AtlantiCare is one of the 43 hospital systems in New Jersey that provides, or residency programs for those who have graduated from medical school. For years, it has also worked with other regional medical schools to host third-year students; typically, medical schools involve two years of primarily classroom-based education, then several years of clinical experience.
But the partnership with GCSOM goes beyond these existing programs, Zampino said, and offers a unique approach for students. “This is a longitudinal integrated curriculum,” he explained, referring to tracking the same patients over time, “which is very different from what most of us went through in medical school and very different from most current medical schools.”
The model, which the GCSOM campuses share, allows students to spend half a year in a hospital setting, rotating among family medicine, internal medicine, OB/GYN, pediatrics, psychiatry and surgery. While that part is fairly standard, Zampino said, in the second six months, there’s a twist: Students are assigned to physicians in each of those specialties and work with them, and their patients, for the rest of the year.
“It’s meant to foster more than the traditional relationship of the physician acting as a preceptor to that student and develop more of a relationship of mentor or coach,” Zampino said. “It’s also meant to foster more of a continuous experience so (students) can start to see and develop relationships with the same or similar sets of patients over that time.”
Other versions ofmedical education models exist in New Jersey. Last year, the Morristown-based Atlantic Health System and Philadelphia’s Thomas Jefferson University’s Sidney Kimmel Medical College added a longitudinal program that enables students to follow patients to many providers throughout the system of care. Atlantic Health has several hundred third- and fourth-year medical students at its main facilities and also provides graduate medical education.
This approach is also catching on at Theat Seton Hall University, which opened last summer. The first private medical school to open in the state in 50 years, it has built a program that specifically focuses students on the health of families in the community.
The Geisinger program also has other novel features, officials said. The school is the only one in the nation to have been founded by a community coalition of doctors, business leaders and several attorneys, joining forces to boost the number of healthcare providers in northeastern and central Pennsylvania and improve residents’ access to quality care. The group raised funds, created a program and welcomed its first class in 2009; an academic building in Scranton followed in 2011.
Unlike most medical schools, Scheinman said GCSOM did not have a teaching hospital of its own when founded, but now depends on facilities at its regional campuses — including Geisinger Medical Center in Danville, PA — for clinical training. Most hospitals in that part of Pennsylvania were small community facilities, he said, so the coalition sought to develop a new model to prepare students not just for hospital work but for outpatient care, which is an essential component of the region’s health system.
“Much less is happening in the hospital and much more is happening in the outpatient setting,” Scheinman said.

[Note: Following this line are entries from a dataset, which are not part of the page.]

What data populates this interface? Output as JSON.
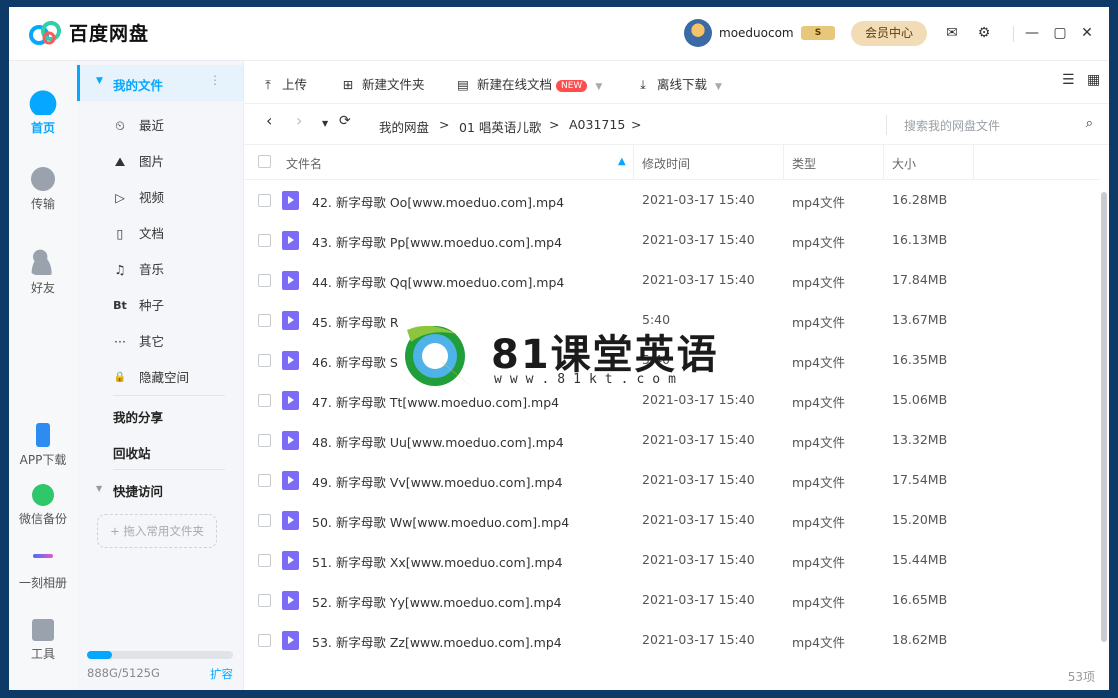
{
  "app": {
    "name": "百度网盘",
    "username": "moeduocom",
    "vip_badge": "S",
    "vip_center": "会员中心"
  },
  "rail": {
    "items": [
      {
        "label": "首页",
        "icon": "cloud-icon"
      },
      {
        "label": "传输",
        "icon": "transfer-icon"
      },
      {
        "label": "好友",
        "icon": "friends-icon"
      },
      {
        "label": "APP下载",
        "icon": "phone-icon"
      },
      {
        "label": "微信备份",
        "icon": "wechat-icon"
      },
      {
        "label": "一刻相册",
        "icon": "album-icon"
      },
      {
        "label": "工具",
        "icon": "tools-icon"
      }
    ]
  },
  "sidebar": {
    "my_files": "我的文件",
    "items": [
      {
        "label": "最近",
        "icon": "⏲"
      },
      {
        "label": "图片",
        "icon": "⛰"
      },
      {
        "label": "视频",
        "icon": "▷"
      },
      {
        "label": "文档",
        "icon": "▯"
      },
      {
        "label": "音乐",
        "icon": "♫"
      },
      {
        "label": "种子",
        "icon": "Bt"
      },
      {
        "label": "其它",
        "icon": "···"
      },
      {
        "label": "隐藏空间",
        "icon": "🔒"
      }
    ],
    "my_share": "我的分享",
    "recycle": "回收站",
    "quick_access": "快捷访问",
    "drop_hint": "+ 拖入常用文件夹",
    "quota_text": "888G/5125G",
    "quota_used_fraction": 0.173,
    "expand": "扩容"
  },
  "toolbar": {
    "upload": "上传",
    "new_folder": "新建文件夹",
    "new_doc": "新建在线文档",
    "new_badge": "NEW",
    "offline": "离线下载"
  },
  "breadcrumb": {
    "root": "我的网盘",
    "folder1": "01 唱英语儿歌",
    "folder2": "A031715",
    "sep": ">"
  },
  "search": {
    "placeholder": "搜索我的网盘文件"
  },
  "table": {
    "headers": {
      "name": "文件名",
      "mtime": "修改时间",
      "type": "类型",
      "size": "大小"
    },
    "rows": [
      {
        "name": "42. 新字母歌 Oo[www.moeduo.com].mp4",
        "mtime": "2021-03-17 15:40",
        "type": "mp4文件",
        "size": "16.28MB"
      },
      {
        "name": "43. 新字母歌 Pp[www.moeduo.com].mp4",
        "mtime": "2021-03-17 15:40",
        "type": "mp4文件",
        "size": "16.13MB"
      },
      {
        "name": "44. 新字母歌 Qq[www.moeduo.com].mp4",
        "mtime": "2021-03-17 15:40",
        "type": "mp4文件",
        "size": "17.84MB"
      },
      {
        "name": "45. 新字母歌 R",
        "mtime": "5:40",
        "type": "mp4文件",
        "size": "13.67MB"
      },
      {
        "name": "46. 新字母歌 S",
        "mtime": "5:40",
        "type": "mp4文件",
        "size": "16.35MB"
      },
      {
        "name": "47. 新字母歌 Tt[www.moeduo.com].mp4",
        "mtime": "2021-03-17 15:40",
        "type": "mp4文件",
        "size": "15.06MB"
      },
      {
        "name": "48. 新字母歌 Uu[www.moeduo.com].mp4",
        "mtime": "2021-03-17 15:40",
        "type": "mp4文件",
        "size": "13.32MB"
      },
      {
        "name": "49. 新字母歌 Vv[www.moeduo.com].mp4",
        "mtime": "2021-03-17 15:40",
        "type": "mp4文件",
        "size": "17.54MB"
      },
      {
        "name": "50. 新字母歌 Ww[www.moeduo.com].mp4",
        "mtime": "2021-03-17 15:40",
        "type": "mp4文件",
        "size": "15.20MB"
      },
      {
        "name": "51. 新字母歌 Xx[www.moeduo.com].mp4",
        "mtime": "2021-03-17 15:40",
        "type": "mp4文件",
        "size": "15.44MB"
      },
      {
        "name": "52. 新字母歌 Yy[www.moeduo.com].mp4",
        "mtime": "2021-03-17 15:40",
        "type": "mp4文件",
        "size": "16.65MB"
      },
      {
        "name": "53. 新字母歌 Zz[www.moeduo.com].mp4",
        "mtime": "2021-03-17 15:40",
        "type": "mp4文件",
        "size": "18.62MB"
      }
    ]
  },
  "footer": {
    "count": "53项"
  },
  "watermark": {
    "title": "81课堂英语",
    "url": "www.81kt.com"
  },
  "colors": {
    "accent": "#06a7ff",
    "file_icon": "#7c6cf5",
    "new_badge": "#ff4c4c",
    "vip": "#f2dcb6"
  }
}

GCSOM students are also involved with the local community from the start of their medical education, Scheinman noted. While most schools focus on classroom learning in the first years, Geisinger students spend three-quarters of their time on group learning projects, examining case studies or engaged with other hands-on education. They are also required to perform 100 hours of community service as undergraduates, he said.
“We want to teach them not just the science of medicine, but the art,” Scheinman said. “And the art is centered around understanding your patients, not just understanding the disease.”